The parseFloat() function parses a string argument and returns a floating point number.




  • string

Return value

A floating point number parsed from the given string, or NaN when the first non-whitespace character cannot be converted to a number.

Note: JavaScript does not have the distinction of "floating point numbers" and "integers" on the language level. parseInt() and parseFloat() only differ in their parsing behavior, but not necessarily their return values. For example, parseInt("42") and parseFloat("42") would return the same value: a Number 42.


The parseFloat function converts its first argument to a string, parses that string as a decimal number literal, then returns a number or NaN. The number syntax it accepts can be summarized as:

  • The characters accepted by parseFloat() are plus sign (+), minus sign (- U+002D HYPHEN-MINUS), decimal digits (09), decimal point (.), exponent indicator (e or E), and the "Infinity" literal.
  • The +/- signs can only appear strictly at the beginning of the string, or immediately following the e/E character.

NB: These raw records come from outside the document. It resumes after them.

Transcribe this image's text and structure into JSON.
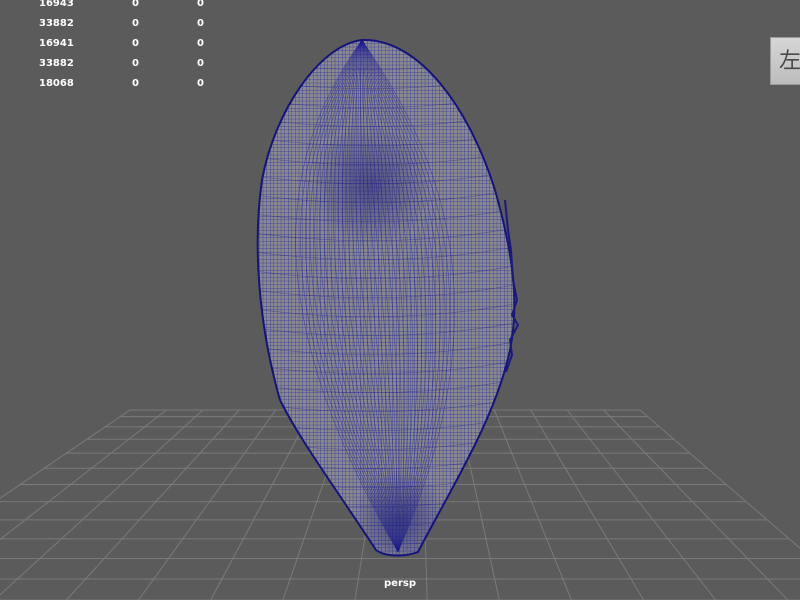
{
  "hud": {
    "rows": [
      {
        "a": "16943",
        "b": "0",
        "c": "0"
      },
      {
        "a": "33882",
        "b": "0",
        "c": "0"
      },
      {
        "a": "16941",
        "b": "0",
        "c": "0"
      },
      {
        "a": "33882",
        "b": "0",
        "c": "0"
      },
      {
        "a": "18068",
        "b": "0",
        "c": "0"
      }
    ]
  },
  "view_cube": {
    "label": "左"
  },
  "camera": {
    "name": "persp"
  },
  "colors": {
    "background": "#5b5b5b",
    "grid": "#7a7a7a",
    "mesh_fill": "#8a8a8e",
    "mesh_wire": "#1c1c96"
  },
  "icons": {
    "view_cube": "view-cube-icon"
  }
}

The decimal point can only appear once, and only before the e/E character. The e/E character can only appear once, and only if there is at least one digit before it.
  • Leading spaces in the argument are trimmed and ignored.
  • parseFloat() can also parse and return Infinity or -Infinity if the string starts with "Infinity" or "-Infinity" preceded by none or more white spaces.
  • parseFloat() picks the longest substring starting from the beginning that generates a valid number literal. If it encounters an invalid character, it returns the number represented up to that point, ignoring the invalid character and all characters following it.
  • If the argument's first character can't start a legal number literal per the syntax above, parseFloat returns NaN.

Syntax-wise, parseFloat() parses a subset of the syntax that the Number() function accepts. Namely, parseFloat() does not support non-decimal literals with 0x, 0b, or 0o prefixes but supports everything else. However, parseFloat() is more lenient than Number() because it ignores trailing invalid characters, which would cause Number() to return NaN.

Similar to number literals and Number(), the number returned from parseFloat() may not be exactly equal to the number represented by the string, due to floating point range and inaccuracy. For numbers outside the -1.7976931348623158e+3081.7976931348623158e+308 range (see Number.MAX_VALUE), -Infinity or Infinity is returned.